    • With the tiles in their final position, bend the lower part of the tingle back up onto the front face of the tile to prevent it slipping.

Replacing an area of tiles.

Where an area of tiles are damaged, you need to assess whether a repair is worthwhile or if a complete slope needs to be replaced, sometimes the latter is easier especially where all the tiles are nailed.

Assuming you decide to do a local repair;
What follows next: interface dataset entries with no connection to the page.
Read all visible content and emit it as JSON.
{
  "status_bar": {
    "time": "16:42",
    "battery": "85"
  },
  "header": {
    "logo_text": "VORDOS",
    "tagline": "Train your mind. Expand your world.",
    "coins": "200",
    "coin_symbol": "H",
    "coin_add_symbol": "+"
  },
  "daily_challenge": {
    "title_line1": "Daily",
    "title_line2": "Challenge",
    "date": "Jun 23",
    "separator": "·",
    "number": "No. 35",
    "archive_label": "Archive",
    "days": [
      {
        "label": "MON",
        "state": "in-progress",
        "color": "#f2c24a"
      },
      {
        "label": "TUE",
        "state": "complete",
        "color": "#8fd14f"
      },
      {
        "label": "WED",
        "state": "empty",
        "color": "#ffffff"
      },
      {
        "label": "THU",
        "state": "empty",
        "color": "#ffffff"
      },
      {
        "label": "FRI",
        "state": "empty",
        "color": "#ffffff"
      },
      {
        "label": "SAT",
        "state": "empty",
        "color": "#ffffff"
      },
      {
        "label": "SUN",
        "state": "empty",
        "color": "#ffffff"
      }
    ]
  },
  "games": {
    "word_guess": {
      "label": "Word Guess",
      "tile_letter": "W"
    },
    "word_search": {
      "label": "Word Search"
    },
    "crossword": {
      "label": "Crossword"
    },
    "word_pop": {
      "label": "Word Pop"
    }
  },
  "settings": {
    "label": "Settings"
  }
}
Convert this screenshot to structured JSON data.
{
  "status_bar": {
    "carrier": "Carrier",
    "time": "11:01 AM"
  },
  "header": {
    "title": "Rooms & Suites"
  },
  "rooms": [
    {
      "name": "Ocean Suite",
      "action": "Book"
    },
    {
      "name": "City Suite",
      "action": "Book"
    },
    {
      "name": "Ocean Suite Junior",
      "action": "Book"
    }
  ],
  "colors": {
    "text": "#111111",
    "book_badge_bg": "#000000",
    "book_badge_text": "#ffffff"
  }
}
  • At the top, in the middle of the damaged area, tilt up the tiles each side of one of the damaged tiles; use a brick layers trowel slid underneath to lift the front edge but don't use too much force - you are actually lifting the whole roof. Slip a wedge or piece of wood under each of these tiles to hold them up.
  • If the damaged tile in between the lifted ones is in fact nailed, but the roof tiles are definitely not ALL nailed,
    • Remove the wedges from under the side tiles, move up the roof two rows, then lift the adjacent tiles and remove the middle tile directly above the damaged area and the ones on either side of it. Then remove the two tiles in the row below overlapping the damaged one. The nail heads will now be exposed and you can extract them and lift the damaged tile clear.
    • Remove the other damaged tiles working sideways and downwards, most of those overlapped from above you should be able to slide sideways so you can lift the out. Any nailed one will need the nails removed, any overlapped nailed tiles will need the tiles above removed first to get to the nails.
    • Once all the damaged tiles have been removed, start placing the new ones from the bottom, secure the new tiles at about the same spacing as the originals with non-corrosive nails (aluminium, copper or stainless steel nails - not galvanised). Make sure that the nail are only long enough to go into the batten, but not through the underfelt.
    • As you reach the top, lift the existing tiles and slide the new ones into position under them with their nibs over the batten - use a bricklayers trowel so that you can lift the back end of them over the batten.
    • Remove any wedges or pieces of timber used to hold it up and allow the tiles back into position.
  • If all the tiles are nailed,
    • The only option is to try using a slate ripper to pull out the nails until the ones underneath are exposed - this should be the last resort, using a slate ripper can be quite violent on the surrounding roof and it could cause damage to other tiles, especially clay tiles, and also possibly the battens which may not be immediately apparent. You really need to think hard whether you want to do it!!
    • If you do, use the slate ripper to pull out the nails of the top row of damaged tiles. Once you've exposed the nails of the tiles below, you can pull out the nails using a claw hammer and remove the damaged tiles.
    • Once all the damaged tiles have been removed, start placing the new ones from the bottom, secure the new tiles with non-corrosive nails (aluminium, copper or stainless steel nails - not galvanised). Make sure that the nails are only long enough to go into the batten, but not through the underfelt.
    • For the top row of replacement tiles, cut off the nibs from the tiles.
    • Make a 'tingle' from a strip of lead 225 x 25mm (9 x 1 inch) for each tile. Fix one end of the tingle to the batten between the tiles underneath so that the bottom 50mm (2 inch) or so of the tingle project below the bottom of the row of tiles to be replaced.
    • Slide in the 'nib less' tiles so that their back ends rest on the batten.
    • Support the tile on either side in turn, remove the wedge or piece of timber used to hold it up and allow the tiles back into position.
    • With the tiles in their final position, bend the lower part of the tingles back up onto the front face of the tiles to prevent them slipping.